The word "create" may appear in some of the lines below. State how many lines contain it, and write only that number.

⁂

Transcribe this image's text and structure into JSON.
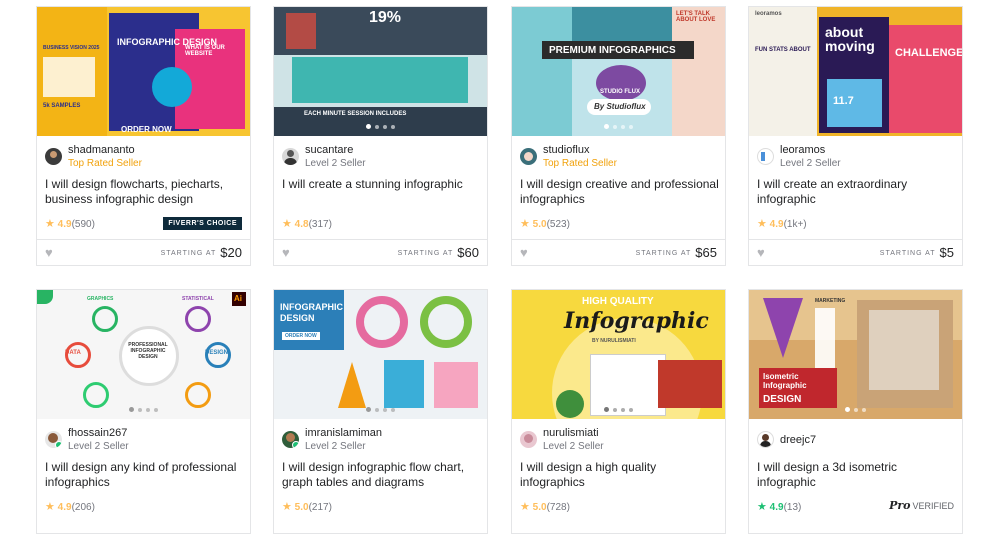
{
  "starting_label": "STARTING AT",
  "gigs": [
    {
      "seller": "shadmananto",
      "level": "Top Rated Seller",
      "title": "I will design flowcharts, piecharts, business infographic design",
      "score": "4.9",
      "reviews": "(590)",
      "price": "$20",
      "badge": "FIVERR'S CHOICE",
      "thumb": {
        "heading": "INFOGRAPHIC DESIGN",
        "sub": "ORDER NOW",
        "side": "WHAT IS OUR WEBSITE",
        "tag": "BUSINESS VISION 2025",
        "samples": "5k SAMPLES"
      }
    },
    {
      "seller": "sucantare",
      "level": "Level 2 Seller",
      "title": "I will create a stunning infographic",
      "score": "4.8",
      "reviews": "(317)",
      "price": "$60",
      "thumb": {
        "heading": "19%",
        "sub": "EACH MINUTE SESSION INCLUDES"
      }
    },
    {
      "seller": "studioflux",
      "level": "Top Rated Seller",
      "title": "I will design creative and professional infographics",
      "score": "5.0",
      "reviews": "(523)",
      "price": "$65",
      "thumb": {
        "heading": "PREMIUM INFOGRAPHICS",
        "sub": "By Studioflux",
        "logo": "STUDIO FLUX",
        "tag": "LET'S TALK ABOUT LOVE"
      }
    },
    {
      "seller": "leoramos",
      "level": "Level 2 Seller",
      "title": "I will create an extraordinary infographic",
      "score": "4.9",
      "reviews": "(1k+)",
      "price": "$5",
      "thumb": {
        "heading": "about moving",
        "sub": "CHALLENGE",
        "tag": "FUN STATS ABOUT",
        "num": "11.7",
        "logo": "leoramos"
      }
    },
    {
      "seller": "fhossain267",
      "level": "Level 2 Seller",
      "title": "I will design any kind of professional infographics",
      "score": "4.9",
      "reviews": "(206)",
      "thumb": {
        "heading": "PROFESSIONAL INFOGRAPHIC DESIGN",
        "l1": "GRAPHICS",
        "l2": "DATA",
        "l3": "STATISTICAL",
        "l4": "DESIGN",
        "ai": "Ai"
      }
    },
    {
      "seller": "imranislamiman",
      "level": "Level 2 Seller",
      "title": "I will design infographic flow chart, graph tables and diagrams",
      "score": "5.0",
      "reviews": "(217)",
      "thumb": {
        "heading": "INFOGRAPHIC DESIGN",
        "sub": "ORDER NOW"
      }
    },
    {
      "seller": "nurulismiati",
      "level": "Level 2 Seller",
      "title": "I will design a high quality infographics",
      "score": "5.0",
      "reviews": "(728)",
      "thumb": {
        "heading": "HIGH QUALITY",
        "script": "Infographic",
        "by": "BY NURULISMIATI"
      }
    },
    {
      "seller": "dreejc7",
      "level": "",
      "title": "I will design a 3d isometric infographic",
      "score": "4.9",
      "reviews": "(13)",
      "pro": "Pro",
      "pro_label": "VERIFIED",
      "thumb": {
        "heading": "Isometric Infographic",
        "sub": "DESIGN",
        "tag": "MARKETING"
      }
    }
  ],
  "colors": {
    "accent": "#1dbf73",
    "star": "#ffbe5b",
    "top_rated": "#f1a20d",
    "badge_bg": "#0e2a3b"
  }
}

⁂

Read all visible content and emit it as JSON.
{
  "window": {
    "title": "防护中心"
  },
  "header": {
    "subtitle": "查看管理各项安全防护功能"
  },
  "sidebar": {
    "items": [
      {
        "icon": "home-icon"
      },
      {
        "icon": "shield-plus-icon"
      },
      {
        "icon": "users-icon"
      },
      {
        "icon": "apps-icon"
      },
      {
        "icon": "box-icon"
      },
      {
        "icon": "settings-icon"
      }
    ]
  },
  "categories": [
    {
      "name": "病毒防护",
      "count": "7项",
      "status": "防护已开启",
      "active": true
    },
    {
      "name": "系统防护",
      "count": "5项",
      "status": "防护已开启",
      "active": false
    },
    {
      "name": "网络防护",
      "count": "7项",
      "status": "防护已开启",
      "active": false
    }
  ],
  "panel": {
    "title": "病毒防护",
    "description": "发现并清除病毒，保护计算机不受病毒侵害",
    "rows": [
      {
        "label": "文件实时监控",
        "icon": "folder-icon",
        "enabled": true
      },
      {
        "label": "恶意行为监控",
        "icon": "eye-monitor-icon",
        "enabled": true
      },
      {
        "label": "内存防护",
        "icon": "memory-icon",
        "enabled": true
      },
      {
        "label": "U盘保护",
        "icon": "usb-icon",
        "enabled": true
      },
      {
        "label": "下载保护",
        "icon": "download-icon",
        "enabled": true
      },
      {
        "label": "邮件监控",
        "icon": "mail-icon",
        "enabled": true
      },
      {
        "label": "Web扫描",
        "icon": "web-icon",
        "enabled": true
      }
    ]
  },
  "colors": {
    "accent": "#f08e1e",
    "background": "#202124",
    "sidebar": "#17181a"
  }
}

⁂

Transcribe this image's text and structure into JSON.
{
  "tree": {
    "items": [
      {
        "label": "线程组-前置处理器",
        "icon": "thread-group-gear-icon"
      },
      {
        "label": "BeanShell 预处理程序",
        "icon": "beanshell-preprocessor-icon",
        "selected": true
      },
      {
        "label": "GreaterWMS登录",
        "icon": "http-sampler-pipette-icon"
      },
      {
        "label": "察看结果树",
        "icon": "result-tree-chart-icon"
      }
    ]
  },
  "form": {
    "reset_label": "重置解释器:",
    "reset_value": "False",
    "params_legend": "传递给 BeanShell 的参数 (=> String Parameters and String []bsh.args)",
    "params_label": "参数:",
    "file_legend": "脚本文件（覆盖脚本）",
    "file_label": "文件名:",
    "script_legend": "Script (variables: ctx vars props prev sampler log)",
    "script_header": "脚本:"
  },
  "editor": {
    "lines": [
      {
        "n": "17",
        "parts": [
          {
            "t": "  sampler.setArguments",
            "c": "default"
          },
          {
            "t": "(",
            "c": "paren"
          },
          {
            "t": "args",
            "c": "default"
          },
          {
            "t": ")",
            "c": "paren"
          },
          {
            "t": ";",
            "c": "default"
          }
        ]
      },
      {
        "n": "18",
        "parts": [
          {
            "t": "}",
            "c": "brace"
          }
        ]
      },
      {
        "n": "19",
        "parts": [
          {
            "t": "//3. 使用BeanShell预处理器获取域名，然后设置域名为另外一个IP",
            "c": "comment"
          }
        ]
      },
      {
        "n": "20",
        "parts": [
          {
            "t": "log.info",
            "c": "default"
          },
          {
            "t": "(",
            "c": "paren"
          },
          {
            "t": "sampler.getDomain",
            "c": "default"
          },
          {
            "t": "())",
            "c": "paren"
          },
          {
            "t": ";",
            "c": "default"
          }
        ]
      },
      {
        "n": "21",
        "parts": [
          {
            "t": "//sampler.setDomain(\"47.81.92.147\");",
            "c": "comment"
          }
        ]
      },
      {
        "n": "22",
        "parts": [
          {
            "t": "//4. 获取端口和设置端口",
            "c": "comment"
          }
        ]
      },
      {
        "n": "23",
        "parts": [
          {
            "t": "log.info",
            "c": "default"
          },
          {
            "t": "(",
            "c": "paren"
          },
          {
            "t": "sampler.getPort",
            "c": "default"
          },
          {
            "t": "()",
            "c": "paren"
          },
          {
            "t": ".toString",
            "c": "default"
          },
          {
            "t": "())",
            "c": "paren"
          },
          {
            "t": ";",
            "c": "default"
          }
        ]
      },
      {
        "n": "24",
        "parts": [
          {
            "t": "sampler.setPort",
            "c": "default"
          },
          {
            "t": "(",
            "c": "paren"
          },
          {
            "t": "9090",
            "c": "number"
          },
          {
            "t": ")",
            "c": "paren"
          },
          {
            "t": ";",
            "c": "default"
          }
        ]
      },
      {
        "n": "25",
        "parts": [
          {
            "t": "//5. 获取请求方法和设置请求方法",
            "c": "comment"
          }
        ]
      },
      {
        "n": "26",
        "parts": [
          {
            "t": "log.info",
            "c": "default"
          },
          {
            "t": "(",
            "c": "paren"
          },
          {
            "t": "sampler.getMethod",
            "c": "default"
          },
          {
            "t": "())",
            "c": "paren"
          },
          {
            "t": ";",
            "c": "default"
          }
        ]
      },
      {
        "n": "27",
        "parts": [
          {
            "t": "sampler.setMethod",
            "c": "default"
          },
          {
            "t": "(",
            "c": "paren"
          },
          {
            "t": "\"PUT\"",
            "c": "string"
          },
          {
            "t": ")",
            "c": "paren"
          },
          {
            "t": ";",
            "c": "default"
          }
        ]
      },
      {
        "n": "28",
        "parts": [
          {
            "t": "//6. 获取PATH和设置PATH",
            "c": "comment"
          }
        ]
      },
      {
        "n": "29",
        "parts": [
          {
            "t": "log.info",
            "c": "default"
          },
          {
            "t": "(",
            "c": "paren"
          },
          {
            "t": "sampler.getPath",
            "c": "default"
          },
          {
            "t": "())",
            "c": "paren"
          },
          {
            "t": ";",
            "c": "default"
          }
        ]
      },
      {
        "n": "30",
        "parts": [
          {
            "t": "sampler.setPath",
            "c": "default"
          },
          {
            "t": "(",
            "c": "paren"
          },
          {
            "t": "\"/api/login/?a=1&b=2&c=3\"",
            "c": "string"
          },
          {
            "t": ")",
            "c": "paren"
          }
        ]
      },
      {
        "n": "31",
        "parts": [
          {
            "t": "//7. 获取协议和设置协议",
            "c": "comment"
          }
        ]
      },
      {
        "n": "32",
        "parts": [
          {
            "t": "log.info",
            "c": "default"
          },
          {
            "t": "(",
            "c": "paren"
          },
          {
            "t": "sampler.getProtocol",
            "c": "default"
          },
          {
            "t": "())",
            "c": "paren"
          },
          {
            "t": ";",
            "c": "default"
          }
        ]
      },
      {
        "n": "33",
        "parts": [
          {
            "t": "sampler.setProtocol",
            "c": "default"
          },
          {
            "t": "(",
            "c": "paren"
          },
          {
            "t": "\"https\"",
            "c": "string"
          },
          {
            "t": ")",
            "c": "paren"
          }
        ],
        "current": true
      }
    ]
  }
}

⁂

Solution for this task - 2